“Forgetting those things which are behind . . .” (Philippians 3:13).
REACHING FORWARD IS A HARD THING TO DO WHEN IT REQUIRES US TO LET GO OF THINGS WE’RE NOT READY TO LET GO OF. Some aspects of our lives might not be hard to surrender, of course, but other things may not be so easy to relinquish. Yet there is no other way. We can’t stay in the same spot and move ahead too.
The blessings God has given us in this “life under the sun” are meant to be enjoyed, but they’re meant to be enjoyed and then let go of. In contrast to what we’ll enjoy in life beyond the sun, all things here are temporal and transitory. Not one of these enjoyments — not even the best of them — is ours to keep permanently. Job spoke for all of us when he said, “Naked I came from my mother’s womb, and naked shall I return there” (Job 1:21).
As with all “consumables,” we should be willing to let go of these favors once they’ve served their purpose in God’s will for our lives. We understand this to be true when we die — we will surely leave all earthly benefits behind at that point. But many of them will have to be relinquished before we die. So even while we have them to enjoy, we should hold them gently. God shouldn’t have to pry our fingers off of them when the time comes.
If there is any “thing” that we can’t let go of, that thing is an idol, and idols destroy souls. Jesus urged us to lay up for ourselves treasures in heaven, and He contrasted the permanence of those treasures to the perishability of all things earthly (Matthew 13:44). But we make a tragic mistake if we think Jesus had in mind only the wicked and their trust in things like money. A Christian who holds his family relationships as tightly as some people hold their money is being just as worldly. All earthly things, even the ones that good people prefer, are temporary. And we should be willing to part with them whenever reaching forward requires us to do so.
The sad thing is, our won’t-let-go attitude often diminishes our enjoyment of what we have even while we have it. That’s the message of Ecclesiastes, and it’s a part of the gospel of Christ as well.
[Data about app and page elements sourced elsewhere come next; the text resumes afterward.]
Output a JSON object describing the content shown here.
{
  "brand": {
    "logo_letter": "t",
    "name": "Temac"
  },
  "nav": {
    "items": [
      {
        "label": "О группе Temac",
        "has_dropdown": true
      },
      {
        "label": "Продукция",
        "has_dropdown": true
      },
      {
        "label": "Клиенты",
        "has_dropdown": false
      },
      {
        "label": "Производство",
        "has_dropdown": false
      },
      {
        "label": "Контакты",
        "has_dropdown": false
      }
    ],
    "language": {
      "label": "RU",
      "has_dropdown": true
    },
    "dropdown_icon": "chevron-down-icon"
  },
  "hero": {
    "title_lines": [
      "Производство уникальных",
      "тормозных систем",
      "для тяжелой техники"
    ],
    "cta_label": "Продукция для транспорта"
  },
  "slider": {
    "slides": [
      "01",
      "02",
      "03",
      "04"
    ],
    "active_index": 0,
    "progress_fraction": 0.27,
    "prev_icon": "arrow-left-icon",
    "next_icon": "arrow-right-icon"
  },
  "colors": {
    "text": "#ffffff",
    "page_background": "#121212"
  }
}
Whatever God has given us in this world, we get more out of it, not less, when we loosen our grip and hold it more openly.
“In the kingdom of God the surest way to lose something is to try to protect it, and the best way to keep it is to let it go” (A. W. Tozer).